Vera Obolensky was born in Russia in 1911; moved to France with her family after the Russian Revolution. Vera Joined a French resistance group soon after the occupation of France in 1940. Under the pseudonym “Vicky” she became the secretary of the Civil and Military Organization. . . Vera was arrested and tortured by the Gestapo in 1943, but refused to speak. After D-Day she transferred to Berlin where she was executed on Aug. 4, 1944.
Dr. Sabine Hildebrandt cross checked the file with Stieve’s list and in 2013 she published a group portrait of those victims, including their names, dates of birth and death, their nationalities, and reason for their execution. She noted that “None of them volunteered to be dissected, nor were the anatomists at the time interested in the victims’ personal background.” (Clinical Anatomy, 2013) The BBC reported Dr. Hildebrandt’s findings (2013) and posted a gallery of some of Stieve’s “doomed women.” [pullquote]“None of them volunteered to be dissected[/pullquote]
Stieve drew two conclusions that continue to be cited; he determined that the rhythm method doesn’t effectively prevent pregnancy. And he discovered that chronic stress—awaiting execution—affects the female reproductive system. A controversy surrounds the claim that Stieve also studied the effect of rape on women before their execution. (Seidelman. Medicine and Murder, 1999) Stieve published his findings in 230 papers in medical journals, including the case of a 22-year-old woman who “had not menstruated for 157 days due to nervous agitation.” Less predictably, he noted that some women experienced “shock bleedings.” (Bazelon. Slate, 2013)
Emily Bazelon (Slate, 2013) reports that Dr. Andreas Winkelmann, (a German doctor and lecturer in anatomy at Stieve’s Charité hospital, in Berlin, who has defended Stieve against harsh criticism) relayed an incident to her, which she interprets as “a strange story that supports [Winkelman’s] interpretation of Stieve as “blinded by science,” not ideology:” In 1944, Stieve dissected one of his own friends, Walter Arndt, a doctor and zoologist who converted to Judaism in 1931. He was executed after being convicted for criticizing the Nazis. According to Winkelmann, “Stieve took out his heart and kept it.”
Stieve’s research interest was women’s menstrual cycle; having written 230 papers on the effect of stress on the female reproductive system. We find it absurd to suggest that by dissecting his former friend, Dr. Walter Arndt, demonstrated that Stieve was “blinded by science” as opposed to ideological fanaticism.

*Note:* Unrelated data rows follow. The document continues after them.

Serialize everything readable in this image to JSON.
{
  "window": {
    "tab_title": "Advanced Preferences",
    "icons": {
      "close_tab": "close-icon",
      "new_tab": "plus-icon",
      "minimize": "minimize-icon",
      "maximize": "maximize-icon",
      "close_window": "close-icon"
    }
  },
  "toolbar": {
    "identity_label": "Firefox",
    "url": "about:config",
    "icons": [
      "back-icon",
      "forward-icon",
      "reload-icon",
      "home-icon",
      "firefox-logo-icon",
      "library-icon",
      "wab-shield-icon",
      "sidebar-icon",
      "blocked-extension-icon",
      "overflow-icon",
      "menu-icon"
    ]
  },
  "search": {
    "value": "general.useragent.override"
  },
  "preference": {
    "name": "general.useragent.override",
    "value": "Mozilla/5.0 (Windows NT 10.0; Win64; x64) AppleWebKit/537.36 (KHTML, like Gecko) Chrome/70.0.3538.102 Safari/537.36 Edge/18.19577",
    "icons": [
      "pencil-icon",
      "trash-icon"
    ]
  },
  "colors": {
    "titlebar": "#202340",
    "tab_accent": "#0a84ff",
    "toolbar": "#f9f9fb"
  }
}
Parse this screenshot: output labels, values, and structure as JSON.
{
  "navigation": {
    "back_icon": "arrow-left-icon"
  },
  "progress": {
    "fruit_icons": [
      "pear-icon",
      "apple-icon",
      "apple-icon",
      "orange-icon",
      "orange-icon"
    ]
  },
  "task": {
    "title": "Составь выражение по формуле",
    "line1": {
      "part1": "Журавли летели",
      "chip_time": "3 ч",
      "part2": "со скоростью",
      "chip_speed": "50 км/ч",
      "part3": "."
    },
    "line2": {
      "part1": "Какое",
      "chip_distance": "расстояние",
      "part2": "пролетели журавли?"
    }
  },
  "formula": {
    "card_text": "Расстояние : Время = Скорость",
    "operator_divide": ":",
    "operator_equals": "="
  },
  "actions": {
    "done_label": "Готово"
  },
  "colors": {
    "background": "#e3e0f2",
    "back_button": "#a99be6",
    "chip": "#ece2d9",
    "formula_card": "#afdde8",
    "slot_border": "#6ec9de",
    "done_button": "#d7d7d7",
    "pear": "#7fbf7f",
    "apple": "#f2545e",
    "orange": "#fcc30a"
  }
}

Not being a woman, for Stieve Arndt was not a subject of “scientific” interest.
Like almost every other German and Austrian doctor who has been complicit in the Nazi atrocities, Stieve was never professionally penalized or prosecuted. After the war, he denied that the bodies he had dissected and conducted research on were executed political prisoners. He continued to direct the Institute of Anatomy and serve as dean of the Faculty of Medicine at Humboldt University, East Berlin until his death from a stroke in 1952. The Bavarian Academy of Sciences and Humanities called the accusations against his war activities “spiteful and false.” He was elected to the German Academy of Sciences in Berlin, and the Royal Swedish Academy of Sciences, among others. A lecture room and sculpture of his bust were dedicated in his honor at the Berlin Charité Hospital. (Seidelman, Medicine and Murder in the Third Reich, 1999).
Stieve’s obituaries in both the professional scientific journals and the lay press, were glowing without ever mentioning his negotiations with Plötzensee Prison over the timing of executions to ensure the daily delivery of fresh bodies. They lauded him as a highly respected scientist who loved hunting and mountaineering.